== Data for the task
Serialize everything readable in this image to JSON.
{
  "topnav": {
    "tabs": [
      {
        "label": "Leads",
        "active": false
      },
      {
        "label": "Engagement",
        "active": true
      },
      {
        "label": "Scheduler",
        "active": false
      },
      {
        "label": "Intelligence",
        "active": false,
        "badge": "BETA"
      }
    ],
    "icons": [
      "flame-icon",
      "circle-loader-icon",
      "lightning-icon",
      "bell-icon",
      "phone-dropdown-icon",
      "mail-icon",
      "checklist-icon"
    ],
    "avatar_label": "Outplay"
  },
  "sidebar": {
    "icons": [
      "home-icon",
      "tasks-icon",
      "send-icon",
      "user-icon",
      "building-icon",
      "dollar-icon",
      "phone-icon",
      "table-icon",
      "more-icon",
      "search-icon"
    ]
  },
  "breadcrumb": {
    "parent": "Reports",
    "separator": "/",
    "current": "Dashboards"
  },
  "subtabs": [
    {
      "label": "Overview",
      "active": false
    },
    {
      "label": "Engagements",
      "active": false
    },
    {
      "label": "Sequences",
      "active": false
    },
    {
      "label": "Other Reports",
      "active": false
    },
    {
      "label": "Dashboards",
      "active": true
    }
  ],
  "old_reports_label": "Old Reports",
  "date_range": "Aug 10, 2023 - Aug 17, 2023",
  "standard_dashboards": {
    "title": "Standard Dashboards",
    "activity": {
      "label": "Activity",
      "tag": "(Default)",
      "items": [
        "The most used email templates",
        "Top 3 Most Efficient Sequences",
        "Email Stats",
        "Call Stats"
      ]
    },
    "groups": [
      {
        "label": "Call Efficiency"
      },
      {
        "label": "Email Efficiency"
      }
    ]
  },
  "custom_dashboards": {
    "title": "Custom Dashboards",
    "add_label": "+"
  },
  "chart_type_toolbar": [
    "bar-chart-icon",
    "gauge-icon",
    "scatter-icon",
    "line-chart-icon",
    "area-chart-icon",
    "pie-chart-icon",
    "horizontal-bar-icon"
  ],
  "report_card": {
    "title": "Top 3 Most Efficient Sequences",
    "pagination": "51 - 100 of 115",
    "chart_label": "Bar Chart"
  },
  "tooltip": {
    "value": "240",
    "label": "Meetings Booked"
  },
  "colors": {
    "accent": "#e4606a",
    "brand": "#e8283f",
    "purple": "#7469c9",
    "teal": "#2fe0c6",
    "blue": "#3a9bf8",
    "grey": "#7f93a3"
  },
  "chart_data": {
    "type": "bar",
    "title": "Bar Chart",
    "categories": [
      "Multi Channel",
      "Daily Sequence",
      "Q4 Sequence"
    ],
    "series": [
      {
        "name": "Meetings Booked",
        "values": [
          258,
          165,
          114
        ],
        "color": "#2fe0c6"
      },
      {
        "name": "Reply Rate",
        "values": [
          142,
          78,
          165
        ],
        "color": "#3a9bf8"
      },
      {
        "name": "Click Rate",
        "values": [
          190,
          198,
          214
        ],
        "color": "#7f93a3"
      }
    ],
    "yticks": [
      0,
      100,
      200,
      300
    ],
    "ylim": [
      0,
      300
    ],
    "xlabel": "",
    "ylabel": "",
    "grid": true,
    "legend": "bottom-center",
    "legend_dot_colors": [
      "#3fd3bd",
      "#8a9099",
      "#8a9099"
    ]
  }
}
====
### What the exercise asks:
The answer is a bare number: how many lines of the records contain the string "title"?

### Solution for this problem:
4